Task to carry out: Please set down every line of the records below exactly, without the pictures.

(Element data from apps and pages)
--- START ---

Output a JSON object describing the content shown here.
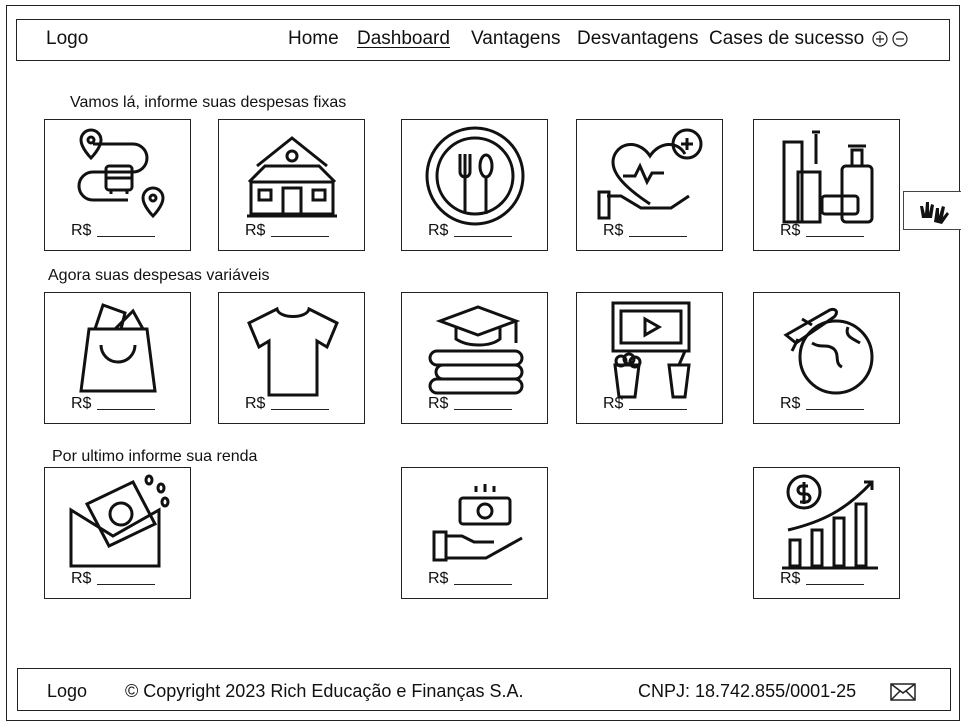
{
  "header": {
    "logo": "Logo",
    "nav": [
      "Home",
      "Dashboard",
      "Vantagens",
      "Desvantagens",
      "Cases de sucesso"
    ],
    "active_nav": "Dashboard"
  },
  "sections": {
    "fixed_title": "Vamos lá, informe suas despesas fixas",
    "variable_title": "Agora suas despesas variáveis",
    "income_title": "Por ultimo informe sua renda"
  },
  "currency_label": "R$",
  "fixed_cards": [
    "transport-icon",
    "house-icon",
    "food-plate-icon",
    "health-heart-icon",
    "hygiene-products-icon"
  ],
  "variable_cards": [
    "shopping-bag-icon",
    "tshirt-icon",
    "education-books-icon",
    "cinema-popcorn-icon",
    "travel-globe-icon"
  ],
  "income_cards": [
    "money-envelope-icon",
    "hand-money-icon",
    "growth-chart-icon"
  ],
  "footer": {
    "logo": "Logo",
    "copyright": "© Copyright 2023 Rich Educação e Finanças S.A.",
    "cnpj": "CNPJ: 18.742.855/0001-25"
  }
}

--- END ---

Answer:
Output a JSON object describing the content shown here.
{
  "header": {
    "logo": "Logo",
    "nav": [
      "Home",
      "Dashboard",
      "Vantagens",
      "Desvantagens",
      "Cases de sucesso"
    ],
    "active_nav": "Dashboard"
  },
  "sections": {
    "fixed_title": "Vamos lá, informe suas despesas fixas",
    "variable_title": "Agora suas despesas variáveis",
    "income_title": "Por ultimo informe sua renda"
  },
  "currency_label": "R$",
  "fixed_cards": [
    "transport-icon",
    "house-icon",
    "food-plate-icon",
    "health-heart-icon",
    "hygiene-products-icon"
  ],
  "variable_cards": [
    "shopping-bag-icon",
    "tshirt-icon",
    "education-books-icon",
    "cinema-popcorn-icon",
    "travel-globe-icon"
  ],
  "income_cards": [
    "money-envelope-icon",
    "hand-money-icon",
    "growth-chart-icon"
  ],
  "footer": {
    "logo": "Logo",
    "copyright": "© Copyright 2023 Rich Educação e Finanças S.A.",
    "cnpj": "CNPJ: 18.742.855/0001-25"
  }
}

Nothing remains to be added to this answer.